In archive rooms and closed storage vaults where historic or artistic items are housed, gas systems or those using a combination of inert gas and water are widely employed. Inert gas systems are particularly suitable for rooms that contain sensitive objects or equipment where water cannot be used. However, an alarm must be sounded before the release of the extinguishing gases – which suffocate the fire by depriving it of the oxygen needed for combustion – to alert people of the imminent flooding of the area. Unique systems using a combination of gas and water admix release nitrogen gas to reduce the concentration of oxygen in a room and effectively extinguish detected fires, rapidly and reliably. The release of water admix cools the combustible materials to prevent re-ignition and also serves to provide a smoke scrubbing function, thus reducing the health hazard facing people as they re-enter the room.
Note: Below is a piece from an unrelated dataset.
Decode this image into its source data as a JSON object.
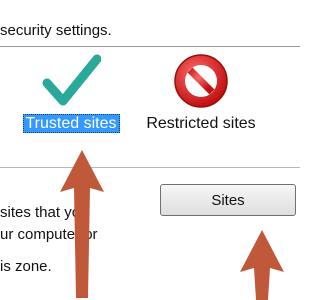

An intelligent approach to fire safety in historical buildings and museums
The protection of historical buildings, galleries, museums, theatres, libraries and other buildings of cultural interest from fire is unlike that required by most other types of building. They generally comprise many different types of room: large display rooms with high ceilings; archive rooms and storage vaults housing different types of important objects and documents; electrical plant rooms in which power supply equipment, control systems, security systems and computer servers are accommodated; kitchens that cater for large numbers of visitors and staff daily represent a potential fire hazard; special function rooms used for receptions, parties, weddings and conferences. These areas can all be considered as relatively critical zones due to the difficulties in detecting the early stages of combustion or the variety of ignition sources. Simple compliance with the relevant minimum legislation does not always provide comprehensive protection from the damaging effects of fire, smoke – and the high-pressure water used by firefighters to suppress their spread – especially in terms of protecting the valuable assets and irreplaceable historic artifacts and works of art.
The Polish Maritime Museum in Gdansk, the largest museum of its kind in Poland, is a good example of how a fire protection system can be tailored to meet the specific needs of a given application. The main building, the Granaries on Ołowianka Island, was built in the late Middle Ages and now hosts extensive exhibitions of original historical objects, stored on both a permanent and temporary basis with thousands of visitors each year. Linear smoke detectors were installed in the two-level exhibition halls and the atria, along with loop-powered sounder beacons to ensure fast and safe evacuation. To avoid interruptions of normal museum operations, the work had to be completed in a very short period of time.
For more information, go to www.siemens.com/firesafety